However, the EU has not reached a consensus regarding offensive cyber strikes as part of a broader deterrence strategy. This is due to the inherent constraints discussed above, its tradition of caution when it comes to security matters, and its relative lack of cyber capabilities, compared to the U.S. – ranging from fast reconnaissance up to conducting various offensive cyber strikes at scale. There is little EU-wide political will to challenge Moscow and Beijing’s offensive cyber operations beyond its diplomatic toolbox because of its perceived bilateral energy and trade interdependencies. But this state of affairs means Russia and China’s attacks on Europe are likely to continue unless the EU develops the capacity to deter them more effectively.
The EU needs to wake up and adopt comprehensive “deterrence-of-punishment” strategies against state-supported cyberattacks from other countries, taking into account the special conditions and constraints of the cyber era highlighted by critics. For example, the UK has recently confirmed the existence of its new National Cyber Force, whose aim is to conduct legal offensive cyber operations against targets in hostile countries such as Russia and China. Its activities will be overseen by the parliament’s intelligence and security committee and follow the principles of restraint and proportionality, as well as escalation risk control procedures. The organization’s purpose will be to degrade, disrupt, and destroy the critical capabilities and infrastructure “of those who would do us harm.”
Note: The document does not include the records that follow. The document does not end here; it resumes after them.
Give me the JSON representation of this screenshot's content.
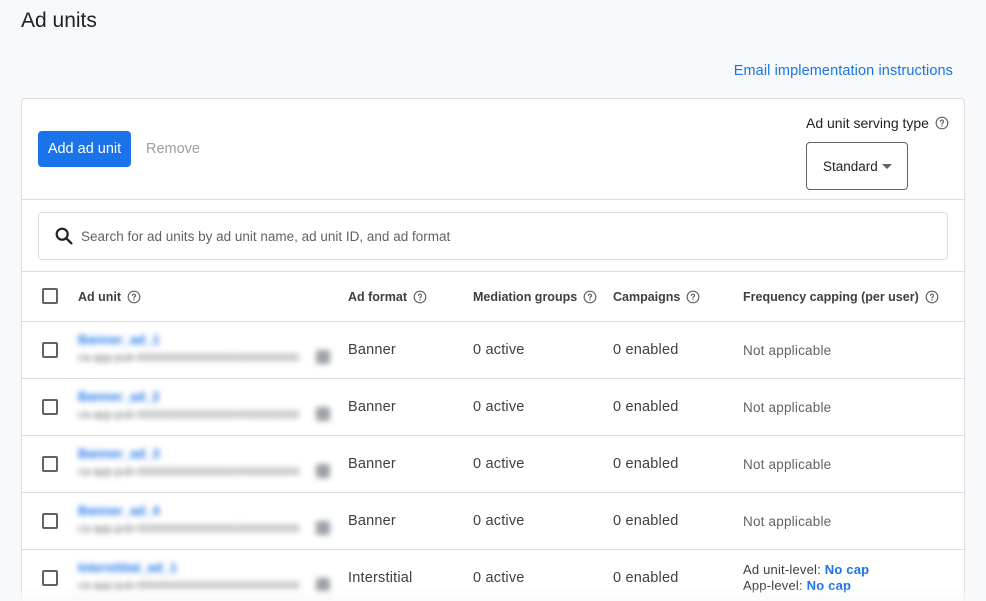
{
  "page": {
    "title": "Ad units",
    "email_link": "Email implementation instructions"
  },
  "toolbar": {
    "add_label": "Add ad unit",
    "remove_label": "Remove",
    "serving_type_label": "Ad unit serving type",
    "serving_type_value": "Standard"
  },
  "search": {
    "placeholder": "Search for ad units by ad unit name, ad unit ID, and ad format"
  },
  "table": {
    "headers": {
      "ad_unit": "Ad unit",
      "ad_format": "Ad format",
      "mediation_groups": "Mediation groups",
      "campaigns": "Campaigns",
      "frequency_capping": "Frequency capping (per user)"
    },
    "rows": [
      {
        "name": "Banner_ad_1",
        "id": "ca-app-pub-0000000000000000/0000000000",
        "format": "Banner",
        "mediation": "0 active",
        "campaigns": "0 enabled",
        "frequency": "Not applicable"
      },
      {
        "name": "Banner_ad_2",
        "id": "ca-app-pub-0000000000000000/0000000000",
        "format": "Banner",
        "mediation": "0 active",
        "campaigns": "0 enabled",
        "frequency": "Not applicable"
      },
      {
        "name": "Banner_ad_3",
        "id": "ca-app-pub-0000000000000000/0000000000",
        "format": "Banner",
        "mediation": "0 active",
        "campaigns": "0 enabled",
        "frequency": "Not applicable"
      },
      {
        "name": "Banner_ad_4",
        "id": "ca-app-pub-0000000000000000/0000000000",
        "format": "Banner",
        "mediation": "0 active",
        "campaigns": "0 enabled",
        "frequency": "Not applicable"
      },
      {
        "name": "Interstitial_ad_1",
        "id": "ca-app-pub-0000000000000000/0000000000",
        "format": "Interstitial",
        "mediation": "0 active",
        "campaigns": "0 enabled",
        "freq_ad_unit_label": "Ad unit-level:",
        "freq_ad_unit_value": "No cap",
        "freq_app_label": "App-level:",
        "freq_app_value": "No cap"
      }
    ]
  },
  "colors": {
    "accent": "#1a73e8",
    "border": "#dadce0",
    "muted": "#9aa0a6"
  },
  "icons": {
    "help": "help-circle-icon",
    "search": "search-icon",
    "dropdown": "caret-down-icon"
  }
}
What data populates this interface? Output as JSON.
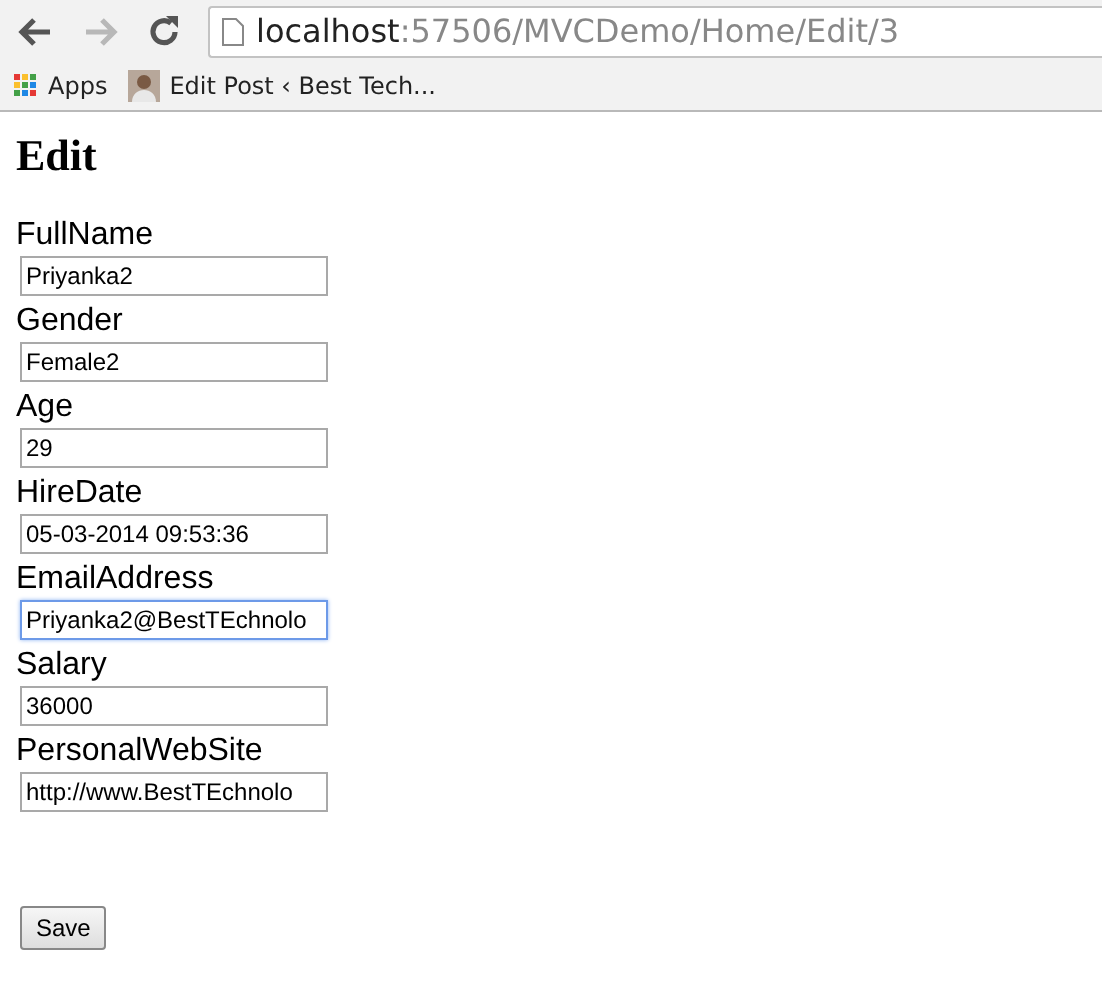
{
  "browser": {
    "nav_buttons": [
      {
        "kind": "back",
        "disabled": false
      },
      {
        "kind": "forward",
        "disabled": true
      },
      {
        "kind": "reload",
        "disabled": false
      }
    ],
    "address": {
      "host": "localhost",
      "rest": ":57506/MVCDemo/Home/Edit/3"
    },
    "bookmarks": [
      {
        "kind": "apps",
        "label": "Apps"
      },
      {
        "kind": "page",
        "label": "Edit Post ‹ Best Tech..."
      }
    ]
  },
  "page": {
    "heading": "Edit",
    "fields": [
      {
        "label": "FullName",
        "value": "Priyanka2",
        "focused": false
      },
      {
        "label": "Gender",
        "value": "Female2",
        "focused": false
      },
      {
        "label": "Age",
        "value": "29",
        "focused": false
      },
      {
        "label": "HireDate",
        "value": "05-03-2014 09:53:36",
        "focused": false
      },
      {
        "label": "EmailAddress",
        "value": "Priyanka2@BestTEchnolo",
        "focused": true
      },
      {
        "label": "Salary",
        "value": "36000",
        "focused": false
      },
      {
        "label": "PersonalWebSite",
        "value": "http://www.BestTEchnolo",
        "focused": false
      }
    ],
    "submit": "Save"
  }
}
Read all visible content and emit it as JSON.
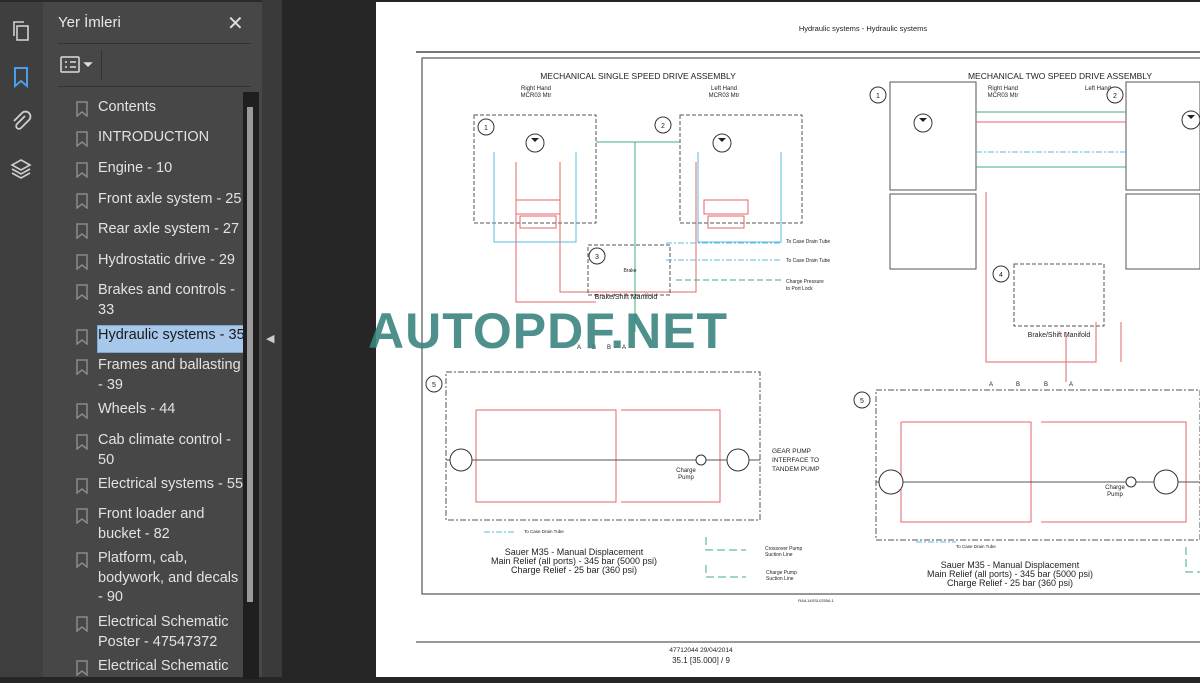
{
  "sidebar": {
    "title": "Yer İmleri",
    "close_icon": "close-icon",
    "options_icon": "list-options-icon",
    "rail_icons": [
      "pages-icon",
      "bookmark-icon",
      "attachment-icon",
      "layers-icon"
    ],
    "accent": "#4a9fe8",
    "items": [
      {
        "label": "Contents"
      },
      {
        "label": "INTRODUCTION"
      },
      {
        "label": "Engine - 10"
      },
      {
        "label": "Front axle system - 25"
      },
      {
        "label": "Rear axle system - 27"
      },
      {
        "label": "Hydrostatic drive - 29"
      },
      {
        "label": "Brakes and controls - 33"
      },
      {
        "label": "Hydraulic systems - 35",
        "selected": true
      },
      {
        "label": "Frames and ballasting - 39"
      },
      {
        "label": "Wheels - 44"
      },
      {
        "label": "Cab climate control - 50"
      },
      {
        "label": "Electrical systems - 55"
      },
      {
        "label": "Front loader and bucket - 82"
      },
      {
        "label": "Platform, cab, bodywork, and decals - 90"
      },
      {
        "label": "Electrical Schematic Poster - 47547372"
      },
      {
        "label": "Electrical Schematic"
      }
    ]
  },
  "document": {
    "header": "Hydraulic systems - Hydraulic systems",
    "watermark": "AUTOPDF.NET",
    "footer_code": "47712044 29/04/2014",
    "footer_page": "35.1 [35.000] / 9",
    "figure_ref": "RAIL14SSL0255A   1",
    "diagram": {
      "left_title": "MECHANICAL SINGLE SPEED DRIVE ASSEMBLY",
      "right_title": "MECHANICAL TWO SPEED DRIVE ASSEMBLY",
      "right_hand": "Right Hand",
      "left_hand": "Left Hand",
      "motor": "MCR03 Mtr",
      "to_case_drain": "To Case Drain Tube",
      "brake_manifold": "Brake/Shift Manifold",
      "charge_pressure": "Charge Pressure",
      "to_port_lock": "to Port Lock",
      "brake": "Brake",
      "shift": "Shift",
      "gear_pump_1": "GEAR PUMP",
      "gear_pump_2": "INTERFACE TO",
      "gear_pump_3": "TANDEM PUMP",
      "charge": "Charge",
      "pump": "Pump",
      "sauer": "Sauer M35 - Manual Displacement",
      "main_relief": "Main Relief (all ports) - 345 bar (5000 psi)",
      "charge_relief": "Charge Relief - 25 bar (360 psi)",
      "crossover_1": "Crossover Pump",
      "crossover_2": "Suction Line",
      "charge_suction_1": "Charge Pump",
      "charge_suction_2": "Suction Line",
      "ports": [
        "A",
        "B",
        "B",
        "A"
      ],
      "callouts": [
        "1",
        "2",
        "3",
        "4",
        "5"
      ]
    }
  }
}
Adopting deterrence and the threat of retaliation as a cybersecurity strategy can entail more challenges than nuclear deterrence. While the EU and NATO will still focus on “deterrence-by-denial” and improving the resilience of critical infrastructure, they will also need to take into account the growing gap between offensive and defensive capacity that has developed. Reactive-only defense strategies may lead aggressors to further escalate the intensity of their attacks. Military history suggests that using cyber defense alone will make Europe the target of endless commercial and political blackmail with ever-rising costs. Foregoing cyber offense altogether is ultimately an invitation to surrender to the hybrid and asymmetric warfare of hostile countries.